Records supplied:
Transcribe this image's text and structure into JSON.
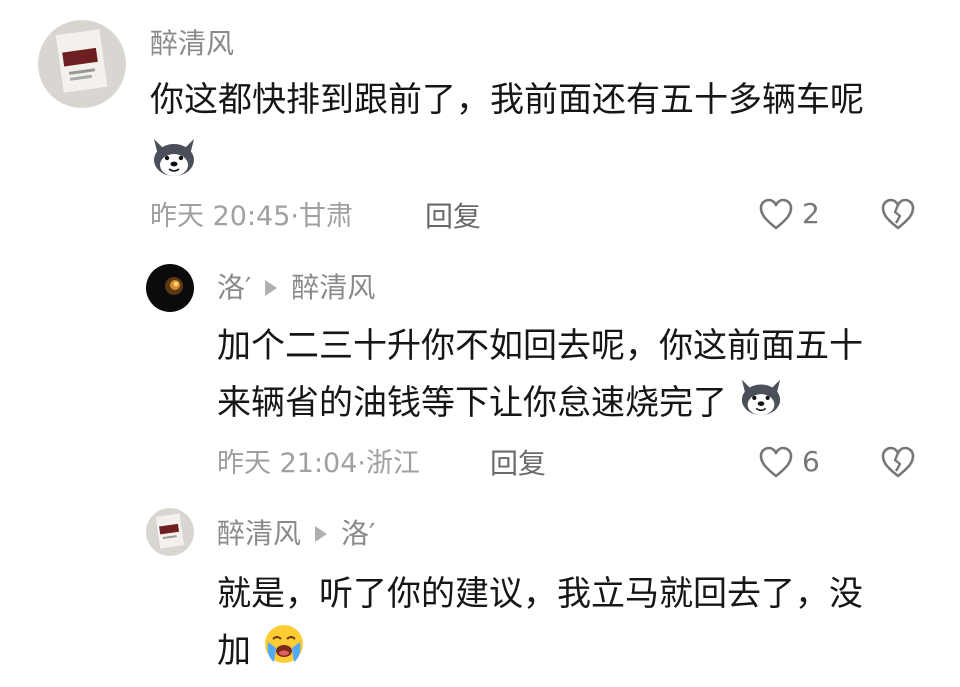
{
  "comments": [
    {
      "username": "醉清风",
      "text_lines": [
        "你这都快排到跟前了，我前面还有五十多辆车呢"
      ],
      "time": "昨天 20:45·",
      "location": "甘肃",
      "reply_label": "回复",
      "like_count": "2",
      "emoji": "husky-emoji"
    },
    {
      "username": "洛′",
      "reply_to": "醉清风",
      "text_lines": [
        "加个二三十升你不如回去呢，你这前面五十",
        "来辆省的油钱等下让你怠速烧完了"
      ],
      "time": "昨天 21:04·",
      "location": "浙江",
      "reply_label": "回复",
      "like_count": "6",
      "emoji": "husky-emoji"
    },
    {
      "username": "醉清风",
      "reply_to": "洛′",
      "text_lines": [
        "就是，听了你的建议，我立马就回去了，没",
        "加"
      ],
      "emoji": "crying-face-emoji"
    }
  ],
  "colors": {
    "meta_gray": "#a0a0a0",
    "text": "#161616",
    "icon_gray": "#777777"
  }
}
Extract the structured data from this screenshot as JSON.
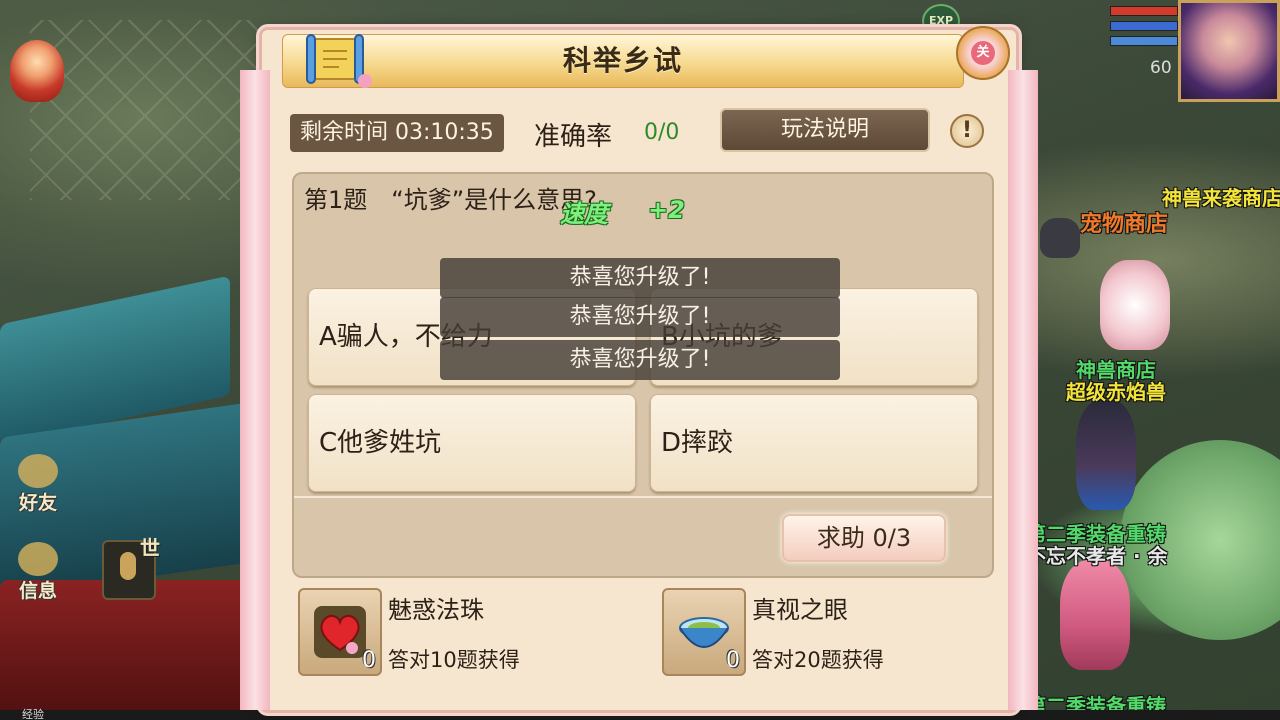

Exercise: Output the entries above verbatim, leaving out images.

Solution for this problem:
Transcribe this image's text and structure into JSON.
{
  "comments": [
    {
      "username": "醉清风",
      "text_lines": [
        "你这都快排到跟前了，我前面还有五十多辆车呢"
      ],
      "time": "昨天 20:45·",
      "location": "甘肃",
      "reply_label": "回复",
      "like_count": "2",
      "emoji": "husky-emoji"
    },
    {
      "username": "洛′",
      "reply_to": "醉清风",
      "text_lines": [
        "加个二三十升你不如回去呢，你这前面五十",
        "来辆省的油钱等下让你怠速烧完了"
      ],
      "time": "昨天 21:04·",
      "location": "浙江",
      "reply_label": "回复",
      "like_count": "6",
      "emoji": "husky-emoji"
    },
    {
      "username": "醉清风",
      "reply_to": "洛′",
      "text_lines": [
        "就是，听了你的建议，我立马就回去了，没",
        "加"
      ],
      "emoji": "crying-face-emoji"
    }
  ],
  "colors": {
    "meta_gray": "#a0a0a0",
    "text": "#161616",
    "icon_gray": "#777777"
  }
}
Extract the structured data from this screenshot as JSON.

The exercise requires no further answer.